‘Constant Mourner’ a veritable garden of delights

He’s not a bad man, the king (Morris Cohen), he just wants his son back.

A SCENE from Hanoch Levin’s  ‘The Constant Mourner.’ (photo credit: Courtesy)
A SCENE from Hanoch Levin’s ‘The Constant Mourner.’
(photo credit: Courtesy)
‘The Constant Mourner’
Written by Hanoch Levin
Directed by Ari Folman
Cameri Theater, February 24, 2020
He’s not a bad man, the king (Morris Cohen), he just wants his son back. His son has died, you see, died hard, died suffering, and the king is devastated, ravaged. The pain of losing his son is overwhelming but not enough to drive him mad, the shrewd mind specialist (Yoav Levi) tells him. And anyway, little by little, time will blunt the pain and everyday life will take over. “The others will go about their business. Only you will remain alone.”
That can’t be, mustn’t be, so every year the king chooses a child as a surrogate to his lost son, to die as his son did, in agony so that the king will never lose the awful immediacy of that overwhelming grief, never even considering that the chosen child also has a father.
Constant Mourner is a cautionary tale in which playwright Hanoch Levin reminds us that we cannot ride roughshod over other people; that it behooves us, as Leviticus 19:18 tells us, “to love thy neighbor as thyself.”
Celebrated film director Ari Folman has taken the bones of Levin’s fable and turned them into a sort of “garden of earthly delights” a la Hieronymus Bosch. It features all kinds of strange creatures as the sycophantic courtiers – some animalistic, others mechanical – and a kind of renaissance landscape of a set (David Polonski) through which some of the many characters enter first virtually via Yoav Cohen’s compelling video art, and then in reality through the archway that divides real from (as it were), virtual time. The bier, upon which lies the dead child, is sometimes reached by a staircase, as if to change the frame of reference. Efrat Ben Tzur’s haunting music (played live) augments events.
Folman is also inviting us to consider the choices we make; that we need to think through; that chaos may result if we don’t, as in the chaotic segment where the king’s big toe assumes frenetic control, or as when the king suddenly changes his mind about the annual sacrifice.
That Constant Mourner is compelling is an understatement. Throughout the nearly two-hour performance, there was not a rustle from the enthralled audience.
Dressed all in red crushed velvet – the eye-catching costumes are by Orna Smorgonski – Morris’s king is properly regal yet agonizingly human. Minds specialist Levi is all in black – a hint maybe to the Angel of Death – and he is wondrously glib, unsentimentally direct.

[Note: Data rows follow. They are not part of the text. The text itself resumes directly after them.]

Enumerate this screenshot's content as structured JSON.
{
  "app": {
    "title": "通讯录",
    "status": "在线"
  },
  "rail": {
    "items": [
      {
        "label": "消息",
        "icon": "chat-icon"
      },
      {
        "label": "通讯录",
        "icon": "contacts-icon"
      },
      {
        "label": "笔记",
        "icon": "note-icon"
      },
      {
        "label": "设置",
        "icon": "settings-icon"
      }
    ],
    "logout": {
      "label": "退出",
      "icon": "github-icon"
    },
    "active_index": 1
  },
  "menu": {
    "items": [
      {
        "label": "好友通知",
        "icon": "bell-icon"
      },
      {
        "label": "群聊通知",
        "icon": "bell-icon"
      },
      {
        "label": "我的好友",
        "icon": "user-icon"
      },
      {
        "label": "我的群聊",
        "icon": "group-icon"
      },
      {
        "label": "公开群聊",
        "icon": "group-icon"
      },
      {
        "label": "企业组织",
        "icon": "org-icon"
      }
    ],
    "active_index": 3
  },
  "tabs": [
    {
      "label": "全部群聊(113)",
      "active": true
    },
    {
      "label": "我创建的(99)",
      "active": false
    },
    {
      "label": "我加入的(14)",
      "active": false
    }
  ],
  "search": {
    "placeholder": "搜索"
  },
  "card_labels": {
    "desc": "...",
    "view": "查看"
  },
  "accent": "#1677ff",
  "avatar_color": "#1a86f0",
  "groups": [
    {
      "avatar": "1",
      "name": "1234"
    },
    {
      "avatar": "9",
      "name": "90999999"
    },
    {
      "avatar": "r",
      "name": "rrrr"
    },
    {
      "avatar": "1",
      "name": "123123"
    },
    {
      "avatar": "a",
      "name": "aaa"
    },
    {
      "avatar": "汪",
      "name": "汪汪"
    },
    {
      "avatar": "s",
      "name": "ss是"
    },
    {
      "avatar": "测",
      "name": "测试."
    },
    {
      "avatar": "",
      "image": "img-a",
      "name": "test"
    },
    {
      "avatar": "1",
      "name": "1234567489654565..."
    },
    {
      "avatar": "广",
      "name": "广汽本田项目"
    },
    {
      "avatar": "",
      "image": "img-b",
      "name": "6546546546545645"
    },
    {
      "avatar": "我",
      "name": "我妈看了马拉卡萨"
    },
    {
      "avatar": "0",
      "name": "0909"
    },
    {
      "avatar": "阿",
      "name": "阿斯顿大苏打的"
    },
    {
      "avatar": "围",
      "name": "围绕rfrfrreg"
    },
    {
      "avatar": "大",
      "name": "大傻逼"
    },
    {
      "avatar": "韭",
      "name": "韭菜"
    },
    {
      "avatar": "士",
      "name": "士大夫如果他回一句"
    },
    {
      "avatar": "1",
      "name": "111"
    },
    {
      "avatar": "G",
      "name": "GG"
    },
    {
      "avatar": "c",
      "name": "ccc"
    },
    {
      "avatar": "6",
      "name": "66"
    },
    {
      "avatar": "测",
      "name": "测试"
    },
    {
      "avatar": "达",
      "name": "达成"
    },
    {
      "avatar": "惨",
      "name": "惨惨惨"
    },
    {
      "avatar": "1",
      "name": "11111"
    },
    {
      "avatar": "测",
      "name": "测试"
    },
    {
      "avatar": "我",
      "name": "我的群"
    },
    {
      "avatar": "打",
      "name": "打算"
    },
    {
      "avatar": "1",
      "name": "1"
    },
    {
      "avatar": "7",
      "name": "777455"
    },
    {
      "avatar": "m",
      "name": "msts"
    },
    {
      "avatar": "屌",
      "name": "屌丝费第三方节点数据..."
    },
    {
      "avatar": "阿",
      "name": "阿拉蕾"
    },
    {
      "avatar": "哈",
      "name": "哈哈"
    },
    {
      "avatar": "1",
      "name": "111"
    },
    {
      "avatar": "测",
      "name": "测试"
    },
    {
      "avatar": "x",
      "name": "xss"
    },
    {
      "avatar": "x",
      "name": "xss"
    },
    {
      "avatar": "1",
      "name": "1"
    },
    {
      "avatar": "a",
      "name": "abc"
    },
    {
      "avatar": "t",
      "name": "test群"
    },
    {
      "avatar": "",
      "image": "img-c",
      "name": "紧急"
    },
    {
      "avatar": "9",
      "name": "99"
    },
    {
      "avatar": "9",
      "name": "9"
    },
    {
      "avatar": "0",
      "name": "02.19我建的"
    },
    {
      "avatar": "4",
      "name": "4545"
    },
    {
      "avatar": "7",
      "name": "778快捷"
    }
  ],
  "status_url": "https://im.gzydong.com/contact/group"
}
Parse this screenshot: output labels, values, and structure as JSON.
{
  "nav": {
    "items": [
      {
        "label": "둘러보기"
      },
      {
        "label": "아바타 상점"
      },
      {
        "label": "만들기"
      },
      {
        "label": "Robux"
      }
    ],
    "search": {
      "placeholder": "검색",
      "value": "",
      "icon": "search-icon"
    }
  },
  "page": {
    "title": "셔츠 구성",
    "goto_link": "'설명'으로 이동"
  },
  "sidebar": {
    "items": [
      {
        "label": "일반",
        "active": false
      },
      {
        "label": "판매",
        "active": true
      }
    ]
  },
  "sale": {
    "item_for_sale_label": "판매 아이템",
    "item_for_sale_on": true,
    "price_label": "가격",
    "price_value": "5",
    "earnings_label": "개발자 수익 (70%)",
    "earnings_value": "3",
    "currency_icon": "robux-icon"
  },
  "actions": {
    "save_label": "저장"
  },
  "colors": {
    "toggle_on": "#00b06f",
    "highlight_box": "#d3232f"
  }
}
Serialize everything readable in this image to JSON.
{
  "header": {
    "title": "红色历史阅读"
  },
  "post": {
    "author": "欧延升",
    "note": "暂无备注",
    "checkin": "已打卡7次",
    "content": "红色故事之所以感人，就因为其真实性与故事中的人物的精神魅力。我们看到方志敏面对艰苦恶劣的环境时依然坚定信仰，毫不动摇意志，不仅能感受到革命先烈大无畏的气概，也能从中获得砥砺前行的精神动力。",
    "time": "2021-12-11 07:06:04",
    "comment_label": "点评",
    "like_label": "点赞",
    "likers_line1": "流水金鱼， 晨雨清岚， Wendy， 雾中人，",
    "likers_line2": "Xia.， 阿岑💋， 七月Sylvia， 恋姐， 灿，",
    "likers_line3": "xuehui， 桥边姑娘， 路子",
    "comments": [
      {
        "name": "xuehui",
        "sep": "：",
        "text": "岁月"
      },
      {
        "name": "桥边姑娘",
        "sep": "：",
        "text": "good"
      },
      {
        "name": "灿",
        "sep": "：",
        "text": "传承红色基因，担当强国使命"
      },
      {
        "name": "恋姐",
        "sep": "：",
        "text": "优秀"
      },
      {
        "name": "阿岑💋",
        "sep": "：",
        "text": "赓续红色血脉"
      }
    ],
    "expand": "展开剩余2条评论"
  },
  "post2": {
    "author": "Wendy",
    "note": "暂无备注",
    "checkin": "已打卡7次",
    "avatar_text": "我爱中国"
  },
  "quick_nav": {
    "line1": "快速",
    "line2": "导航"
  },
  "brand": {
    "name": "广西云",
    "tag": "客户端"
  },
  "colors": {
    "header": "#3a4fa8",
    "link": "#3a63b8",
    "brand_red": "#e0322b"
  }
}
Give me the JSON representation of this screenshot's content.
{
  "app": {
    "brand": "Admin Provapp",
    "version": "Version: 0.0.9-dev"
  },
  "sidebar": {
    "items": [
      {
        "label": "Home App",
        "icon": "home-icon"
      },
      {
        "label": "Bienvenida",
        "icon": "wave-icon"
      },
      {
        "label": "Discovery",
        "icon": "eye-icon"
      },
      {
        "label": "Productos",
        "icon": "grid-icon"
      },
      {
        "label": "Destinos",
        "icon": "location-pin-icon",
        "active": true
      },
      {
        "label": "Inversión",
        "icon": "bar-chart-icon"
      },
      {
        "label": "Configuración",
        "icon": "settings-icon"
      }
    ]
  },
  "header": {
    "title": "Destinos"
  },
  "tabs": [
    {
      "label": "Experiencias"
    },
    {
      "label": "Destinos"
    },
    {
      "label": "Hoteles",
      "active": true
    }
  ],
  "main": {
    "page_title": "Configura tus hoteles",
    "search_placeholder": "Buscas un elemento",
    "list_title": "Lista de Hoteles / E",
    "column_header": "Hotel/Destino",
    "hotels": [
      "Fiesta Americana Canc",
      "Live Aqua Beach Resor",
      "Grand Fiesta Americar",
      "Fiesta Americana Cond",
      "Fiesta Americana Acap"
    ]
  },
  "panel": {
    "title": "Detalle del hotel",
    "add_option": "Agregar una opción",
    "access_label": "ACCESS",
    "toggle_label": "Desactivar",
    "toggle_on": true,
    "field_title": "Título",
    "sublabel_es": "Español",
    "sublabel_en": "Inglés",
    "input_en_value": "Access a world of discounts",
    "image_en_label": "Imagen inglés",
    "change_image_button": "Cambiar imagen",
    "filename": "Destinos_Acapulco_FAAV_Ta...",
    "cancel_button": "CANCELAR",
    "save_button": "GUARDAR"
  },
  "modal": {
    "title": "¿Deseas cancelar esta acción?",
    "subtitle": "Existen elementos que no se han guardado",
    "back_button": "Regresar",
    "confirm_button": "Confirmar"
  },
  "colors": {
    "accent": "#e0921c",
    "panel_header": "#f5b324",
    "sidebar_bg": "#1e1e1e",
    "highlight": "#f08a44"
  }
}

As Doctors 1 & 2, Eran Mor and Tal Weiss are not healers, they’re hardly people. They’re bureaucrats with a job to do. Professional weepers Yossi Segal and Yossi Kantz busily inject some necessary humor, and yes, decency. They are dressed in white, as are the children, the enshrouder (Eran Sarel) and the nurse (Maya Landesman), as if to say that purity lurks somewhere. Sarel (barefoot as if to emphasize his connection to the Earth) is appropriately stoical about his task, and Landesman does her best with a character that never quite makes up its mind who or what it is.
The Constant Mourner (1992), perhaps the precursor to the poignant The Child Dreams that came out the following year, is an odd play that stutters over how it says what it wants to say, is oddly uninvolving, but the production is brilliant.